Data provided START

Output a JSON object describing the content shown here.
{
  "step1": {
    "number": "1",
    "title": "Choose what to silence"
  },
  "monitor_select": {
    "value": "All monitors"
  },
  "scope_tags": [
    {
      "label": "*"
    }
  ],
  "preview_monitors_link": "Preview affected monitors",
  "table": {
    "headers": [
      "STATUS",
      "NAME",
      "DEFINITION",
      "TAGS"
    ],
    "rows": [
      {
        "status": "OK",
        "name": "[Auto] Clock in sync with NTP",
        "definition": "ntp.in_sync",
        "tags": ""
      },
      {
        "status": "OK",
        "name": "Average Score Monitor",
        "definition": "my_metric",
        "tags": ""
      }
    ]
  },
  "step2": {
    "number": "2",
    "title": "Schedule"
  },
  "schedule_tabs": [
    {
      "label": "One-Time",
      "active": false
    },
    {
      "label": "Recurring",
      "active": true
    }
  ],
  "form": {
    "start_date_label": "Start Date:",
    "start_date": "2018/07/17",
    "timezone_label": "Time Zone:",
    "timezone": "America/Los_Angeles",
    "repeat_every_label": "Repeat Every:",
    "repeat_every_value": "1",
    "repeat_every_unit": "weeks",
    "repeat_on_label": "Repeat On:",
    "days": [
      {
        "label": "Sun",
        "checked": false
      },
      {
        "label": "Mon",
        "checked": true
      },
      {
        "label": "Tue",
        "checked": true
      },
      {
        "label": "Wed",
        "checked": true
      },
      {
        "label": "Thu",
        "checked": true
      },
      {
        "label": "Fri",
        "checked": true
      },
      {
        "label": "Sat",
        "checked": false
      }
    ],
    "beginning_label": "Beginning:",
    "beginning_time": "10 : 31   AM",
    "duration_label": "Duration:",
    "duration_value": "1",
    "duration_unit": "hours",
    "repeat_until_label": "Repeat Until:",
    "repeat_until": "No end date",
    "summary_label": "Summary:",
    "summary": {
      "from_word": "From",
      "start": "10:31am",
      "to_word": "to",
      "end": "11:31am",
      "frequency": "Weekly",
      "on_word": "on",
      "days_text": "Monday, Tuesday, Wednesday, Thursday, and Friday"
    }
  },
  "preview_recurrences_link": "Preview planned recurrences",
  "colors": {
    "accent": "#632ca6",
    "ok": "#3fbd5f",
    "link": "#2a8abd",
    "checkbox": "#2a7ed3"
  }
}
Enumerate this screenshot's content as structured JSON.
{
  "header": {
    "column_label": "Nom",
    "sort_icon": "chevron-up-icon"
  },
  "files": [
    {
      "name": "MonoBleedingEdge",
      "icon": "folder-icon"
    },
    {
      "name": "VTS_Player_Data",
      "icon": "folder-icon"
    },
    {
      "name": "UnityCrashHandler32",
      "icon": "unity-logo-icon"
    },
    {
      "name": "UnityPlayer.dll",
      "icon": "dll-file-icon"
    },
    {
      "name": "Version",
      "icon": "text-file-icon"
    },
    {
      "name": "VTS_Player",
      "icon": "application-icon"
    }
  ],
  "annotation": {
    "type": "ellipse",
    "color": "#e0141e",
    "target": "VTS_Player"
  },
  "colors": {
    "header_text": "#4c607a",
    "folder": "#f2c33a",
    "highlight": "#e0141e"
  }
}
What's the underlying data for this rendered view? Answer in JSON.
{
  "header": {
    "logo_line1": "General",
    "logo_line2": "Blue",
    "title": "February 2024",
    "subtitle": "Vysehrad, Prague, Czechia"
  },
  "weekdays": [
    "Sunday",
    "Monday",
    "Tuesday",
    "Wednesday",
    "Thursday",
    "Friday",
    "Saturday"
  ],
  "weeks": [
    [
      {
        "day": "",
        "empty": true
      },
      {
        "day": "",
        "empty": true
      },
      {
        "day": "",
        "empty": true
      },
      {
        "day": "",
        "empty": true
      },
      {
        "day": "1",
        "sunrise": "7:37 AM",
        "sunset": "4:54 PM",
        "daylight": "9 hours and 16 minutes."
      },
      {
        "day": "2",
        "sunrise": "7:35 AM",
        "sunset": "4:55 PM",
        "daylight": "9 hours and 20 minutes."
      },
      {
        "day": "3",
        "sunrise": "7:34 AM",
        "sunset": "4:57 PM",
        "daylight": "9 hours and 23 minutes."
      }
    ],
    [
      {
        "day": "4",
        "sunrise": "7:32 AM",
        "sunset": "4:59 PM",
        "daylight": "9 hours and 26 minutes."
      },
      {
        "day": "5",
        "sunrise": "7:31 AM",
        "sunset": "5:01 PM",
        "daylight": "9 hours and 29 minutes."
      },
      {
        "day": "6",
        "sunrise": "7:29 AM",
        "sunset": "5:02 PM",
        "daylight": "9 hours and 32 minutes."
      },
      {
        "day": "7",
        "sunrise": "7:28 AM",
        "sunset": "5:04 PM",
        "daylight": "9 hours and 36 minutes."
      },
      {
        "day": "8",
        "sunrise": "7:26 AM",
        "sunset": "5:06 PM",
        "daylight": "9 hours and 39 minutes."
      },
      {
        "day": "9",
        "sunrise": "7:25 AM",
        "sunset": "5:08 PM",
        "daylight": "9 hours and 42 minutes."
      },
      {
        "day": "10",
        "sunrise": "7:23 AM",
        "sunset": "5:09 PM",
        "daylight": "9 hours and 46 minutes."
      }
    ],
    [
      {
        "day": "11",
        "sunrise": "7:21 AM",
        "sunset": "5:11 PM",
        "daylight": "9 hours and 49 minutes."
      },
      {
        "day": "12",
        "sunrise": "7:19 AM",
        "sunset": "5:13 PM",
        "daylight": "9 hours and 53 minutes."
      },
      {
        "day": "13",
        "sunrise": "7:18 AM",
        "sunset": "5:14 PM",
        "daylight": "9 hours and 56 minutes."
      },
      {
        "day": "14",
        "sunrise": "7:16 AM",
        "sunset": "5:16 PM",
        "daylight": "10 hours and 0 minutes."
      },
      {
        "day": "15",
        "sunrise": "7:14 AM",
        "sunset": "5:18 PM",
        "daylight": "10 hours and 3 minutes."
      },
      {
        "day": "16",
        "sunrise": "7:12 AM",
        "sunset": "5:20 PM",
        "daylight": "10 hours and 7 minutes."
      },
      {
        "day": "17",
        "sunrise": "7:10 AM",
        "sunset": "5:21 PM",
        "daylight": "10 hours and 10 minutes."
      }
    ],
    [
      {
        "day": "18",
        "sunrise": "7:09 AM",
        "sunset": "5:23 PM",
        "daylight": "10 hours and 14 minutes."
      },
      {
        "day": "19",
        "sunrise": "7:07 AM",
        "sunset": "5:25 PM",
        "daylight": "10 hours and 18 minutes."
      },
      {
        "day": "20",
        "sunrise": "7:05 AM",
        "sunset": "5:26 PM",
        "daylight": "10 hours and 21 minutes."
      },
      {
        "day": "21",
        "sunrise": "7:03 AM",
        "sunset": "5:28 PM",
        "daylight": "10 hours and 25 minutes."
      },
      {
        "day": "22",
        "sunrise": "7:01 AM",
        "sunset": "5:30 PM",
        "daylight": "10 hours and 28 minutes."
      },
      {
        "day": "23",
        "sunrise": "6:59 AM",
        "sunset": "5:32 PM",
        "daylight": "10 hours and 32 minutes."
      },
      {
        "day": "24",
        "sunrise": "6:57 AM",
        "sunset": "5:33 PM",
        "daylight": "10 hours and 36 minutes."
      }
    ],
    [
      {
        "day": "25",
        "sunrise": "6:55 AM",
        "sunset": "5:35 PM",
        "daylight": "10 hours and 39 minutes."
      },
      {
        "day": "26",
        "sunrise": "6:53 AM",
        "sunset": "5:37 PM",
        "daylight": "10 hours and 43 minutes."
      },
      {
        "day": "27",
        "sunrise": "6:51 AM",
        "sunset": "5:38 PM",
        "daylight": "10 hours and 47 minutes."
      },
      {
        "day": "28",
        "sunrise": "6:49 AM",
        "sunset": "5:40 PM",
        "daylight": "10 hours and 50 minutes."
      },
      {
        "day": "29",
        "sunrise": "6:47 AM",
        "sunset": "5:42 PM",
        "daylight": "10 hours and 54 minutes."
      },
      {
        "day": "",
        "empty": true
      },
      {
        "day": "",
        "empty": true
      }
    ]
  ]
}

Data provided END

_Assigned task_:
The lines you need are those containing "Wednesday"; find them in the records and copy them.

_Result_:
      "days_text": "Monday, Tuesday, Wednesday, Thursday, and Friday"
    "Wednesday",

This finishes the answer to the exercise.